The decision to invest in a new capital asset depends on whether the expected rate of return on the new investment is equal to or greater or less than the rate of interest to be paid on the funds needed to purchase this asset. It is only when the expected rate of return is higher than the rate of interest that investment will be made in acquiring new capital assets.
In reality, there are three factors that are taken into consideration while making any investment decision. They are the cost of the capital asset, the expected rate of return from it during its lifetime, and the market rate of interest. Keynes sums up these factors in his concept of the marginal efficiency of capital (MEC). Besides these, other factors which directly or indirectly influence capital investment decisions. They are discussed below:

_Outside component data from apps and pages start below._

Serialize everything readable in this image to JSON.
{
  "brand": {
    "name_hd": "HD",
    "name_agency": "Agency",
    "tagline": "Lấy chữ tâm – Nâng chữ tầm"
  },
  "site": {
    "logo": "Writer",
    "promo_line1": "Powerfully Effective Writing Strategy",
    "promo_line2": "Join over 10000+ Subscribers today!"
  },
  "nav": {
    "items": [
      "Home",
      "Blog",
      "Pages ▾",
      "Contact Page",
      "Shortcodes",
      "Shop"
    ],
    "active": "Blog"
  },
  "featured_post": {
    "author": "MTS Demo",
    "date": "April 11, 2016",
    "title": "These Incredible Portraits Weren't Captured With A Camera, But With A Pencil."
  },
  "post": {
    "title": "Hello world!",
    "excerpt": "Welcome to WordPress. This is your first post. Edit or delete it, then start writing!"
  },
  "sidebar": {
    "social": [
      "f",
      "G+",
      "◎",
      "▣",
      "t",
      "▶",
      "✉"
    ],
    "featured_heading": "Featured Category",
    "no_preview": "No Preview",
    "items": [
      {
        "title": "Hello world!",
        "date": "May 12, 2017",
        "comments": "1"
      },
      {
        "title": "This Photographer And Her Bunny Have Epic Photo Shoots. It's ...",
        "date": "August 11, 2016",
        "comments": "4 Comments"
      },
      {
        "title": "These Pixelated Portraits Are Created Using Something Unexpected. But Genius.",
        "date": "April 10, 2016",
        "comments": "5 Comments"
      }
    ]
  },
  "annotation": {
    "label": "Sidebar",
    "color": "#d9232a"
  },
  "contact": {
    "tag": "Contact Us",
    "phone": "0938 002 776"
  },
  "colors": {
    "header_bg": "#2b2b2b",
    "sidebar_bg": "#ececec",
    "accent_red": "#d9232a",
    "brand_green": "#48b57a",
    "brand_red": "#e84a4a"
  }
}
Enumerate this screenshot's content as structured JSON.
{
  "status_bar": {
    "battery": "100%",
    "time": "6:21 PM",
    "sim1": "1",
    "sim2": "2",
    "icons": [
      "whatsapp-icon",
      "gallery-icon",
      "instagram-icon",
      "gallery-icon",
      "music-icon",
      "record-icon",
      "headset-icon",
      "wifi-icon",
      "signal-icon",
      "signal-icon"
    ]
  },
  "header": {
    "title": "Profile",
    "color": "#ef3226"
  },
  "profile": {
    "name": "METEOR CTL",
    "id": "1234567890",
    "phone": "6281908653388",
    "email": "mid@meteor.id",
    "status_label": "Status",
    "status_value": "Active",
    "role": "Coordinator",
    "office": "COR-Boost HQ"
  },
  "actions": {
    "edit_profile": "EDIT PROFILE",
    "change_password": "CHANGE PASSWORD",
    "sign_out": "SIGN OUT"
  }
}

(1) Marginal Efficiency of Capital (MEC):
The MEC means its productivity efficiency. In general, MEC shows the possible income from the additional capital investment. Any entrepreneur, before investing compares the prospective yield from the investment and the rate of interest for the loan taken for investment. If the rate of rerun (or MEC) from the capital is more than the rate of interest for that capital investment, then the entrepreneur will invest. But, if the rate of return is less than the rate of interest, then the entrepreneur will not invest. So, according to Keynes, the most important factor that influences the demand for capital for investment is the marginal efficiency of capital.
(2) Rate of interest:
The amount of investment is influenced by the marginal productivity of capital and the rate of interest. However, government investment is not influenced by these factors. Only private investment and entrepreneurs are affected by these factors. The investment is more affected by the marginal productivity of capital than the rate of interest. When marginal productivity of capital is more, investment increases even if rate of interest is high. Likewise, when marginal productivity of capital is low, investment diminishes even if rate of is very low.
(3) Technological changes:
Technology is the changing concept it changes day-by-day. The improvement in technology, increases the productivity of labour and capital. The selection of new technology depends on the net benefit over the cost of adopting technology. Thus, technological factors also affect investment.
(4) Demand Forecast:
The long-term demand forecast is one of the determinants of investment decisions. If the firm finds potential market for the product in the long-run, the firm will increase its present investment.
(5) Fiscal policy:
Various tax policies of the government relating the tax exemption on priority-based investment, rebate on new investment, method allowing depreciation deduction allowance, etc., also affects on capital investment.
(6) Cash Flow:
Every firm makes a cash flow budget. Its analysis influences capital investment decisions. On the basis of cash flow budget, the firm plans the funds for acquiring the capital assets.
(7) Outlook of management:
Investment decision depends on the outlook of management. If the management is modern and progressive in its outlook, the innovations will be encouraged. Innovations increase the output as well as profit of the firm. The modern and progressive management takes decision to invest. Therefore, outlook of management is most important determinant of investment at present time.